## Task details
Report back each line of the data that contains the word "desired".

===== Dataset =====

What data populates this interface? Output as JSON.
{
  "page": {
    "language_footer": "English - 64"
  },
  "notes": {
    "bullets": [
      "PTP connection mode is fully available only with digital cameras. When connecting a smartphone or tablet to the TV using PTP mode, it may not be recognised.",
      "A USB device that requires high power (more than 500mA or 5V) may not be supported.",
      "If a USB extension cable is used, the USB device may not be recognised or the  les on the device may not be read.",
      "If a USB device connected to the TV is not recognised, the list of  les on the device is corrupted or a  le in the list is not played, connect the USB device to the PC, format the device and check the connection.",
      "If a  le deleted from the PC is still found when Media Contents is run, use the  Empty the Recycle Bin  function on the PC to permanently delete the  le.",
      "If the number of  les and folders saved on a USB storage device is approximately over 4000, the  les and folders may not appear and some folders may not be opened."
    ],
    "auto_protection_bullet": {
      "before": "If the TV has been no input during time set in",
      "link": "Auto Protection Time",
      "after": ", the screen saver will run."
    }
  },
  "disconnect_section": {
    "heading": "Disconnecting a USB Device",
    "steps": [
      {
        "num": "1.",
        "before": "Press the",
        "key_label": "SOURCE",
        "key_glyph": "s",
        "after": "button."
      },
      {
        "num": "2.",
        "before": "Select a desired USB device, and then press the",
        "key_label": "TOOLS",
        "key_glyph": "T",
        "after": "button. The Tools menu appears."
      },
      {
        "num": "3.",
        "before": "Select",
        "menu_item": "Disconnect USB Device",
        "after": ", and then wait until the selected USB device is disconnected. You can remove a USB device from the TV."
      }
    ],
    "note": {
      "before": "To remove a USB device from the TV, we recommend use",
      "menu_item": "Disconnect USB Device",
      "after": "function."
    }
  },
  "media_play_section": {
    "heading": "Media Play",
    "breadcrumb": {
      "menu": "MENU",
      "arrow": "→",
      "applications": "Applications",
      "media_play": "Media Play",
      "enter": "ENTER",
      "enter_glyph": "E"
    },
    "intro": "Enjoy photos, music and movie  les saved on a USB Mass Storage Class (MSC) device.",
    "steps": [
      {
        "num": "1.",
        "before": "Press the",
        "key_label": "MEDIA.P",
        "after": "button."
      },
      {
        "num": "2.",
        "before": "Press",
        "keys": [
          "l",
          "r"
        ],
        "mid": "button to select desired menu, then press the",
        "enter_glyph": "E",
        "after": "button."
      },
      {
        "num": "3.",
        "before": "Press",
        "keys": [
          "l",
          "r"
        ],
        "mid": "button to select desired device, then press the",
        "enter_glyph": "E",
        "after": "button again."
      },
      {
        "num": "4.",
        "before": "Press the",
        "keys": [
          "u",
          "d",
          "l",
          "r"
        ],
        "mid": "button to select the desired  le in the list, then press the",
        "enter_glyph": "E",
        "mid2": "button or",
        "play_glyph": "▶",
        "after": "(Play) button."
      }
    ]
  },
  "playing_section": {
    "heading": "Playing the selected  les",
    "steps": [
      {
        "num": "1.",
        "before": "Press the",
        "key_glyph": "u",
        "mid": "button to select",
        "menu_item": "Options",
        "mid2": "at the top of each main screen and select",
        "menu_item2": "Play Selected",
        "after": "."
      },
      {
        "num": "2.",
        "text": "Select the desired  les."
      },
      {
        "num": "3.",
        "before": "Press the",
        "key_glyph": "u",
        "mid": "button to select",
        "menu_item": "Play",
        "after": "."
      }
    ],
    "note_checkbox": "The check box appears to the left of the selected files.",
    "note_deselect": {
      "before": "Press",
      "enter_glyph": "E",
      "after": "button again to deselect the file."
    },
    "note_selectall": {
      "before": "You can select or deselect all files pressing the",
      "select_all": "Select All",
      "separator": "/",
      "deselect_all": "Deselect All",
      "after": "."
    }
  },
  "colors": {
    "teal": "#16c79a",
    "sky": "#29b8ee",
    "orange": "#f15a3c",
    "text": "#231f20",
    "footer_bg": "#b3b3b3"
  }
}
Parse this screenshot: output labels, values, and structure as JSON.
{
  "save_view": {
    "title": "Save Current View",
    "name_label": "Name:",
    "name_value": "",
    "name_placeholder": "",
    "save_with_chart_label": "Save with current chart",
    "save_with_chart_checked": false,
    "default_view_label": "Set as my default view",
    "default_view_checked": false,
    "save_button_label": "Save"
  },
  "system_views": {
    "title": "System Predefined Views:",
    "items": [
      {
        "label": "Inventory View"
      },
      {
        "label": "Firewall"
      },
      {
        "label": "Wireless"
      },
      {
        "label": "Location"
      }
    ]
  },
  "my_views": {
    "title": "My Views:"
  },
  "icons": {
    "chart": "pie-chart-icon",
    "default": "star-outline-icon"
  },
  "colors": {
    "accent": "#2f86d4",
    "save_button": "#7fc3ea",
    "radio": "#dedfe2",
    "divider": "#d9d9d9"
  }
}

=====

## Solution below
        "before": "Select a desired USB device, and then press the",
        "mid": "button to select desired menu, then press the",
        "mid": "button to select desired device, then press the",
        "mid": "button to select the desired  le in the list, then press the",
        "text": "Select the desired  les."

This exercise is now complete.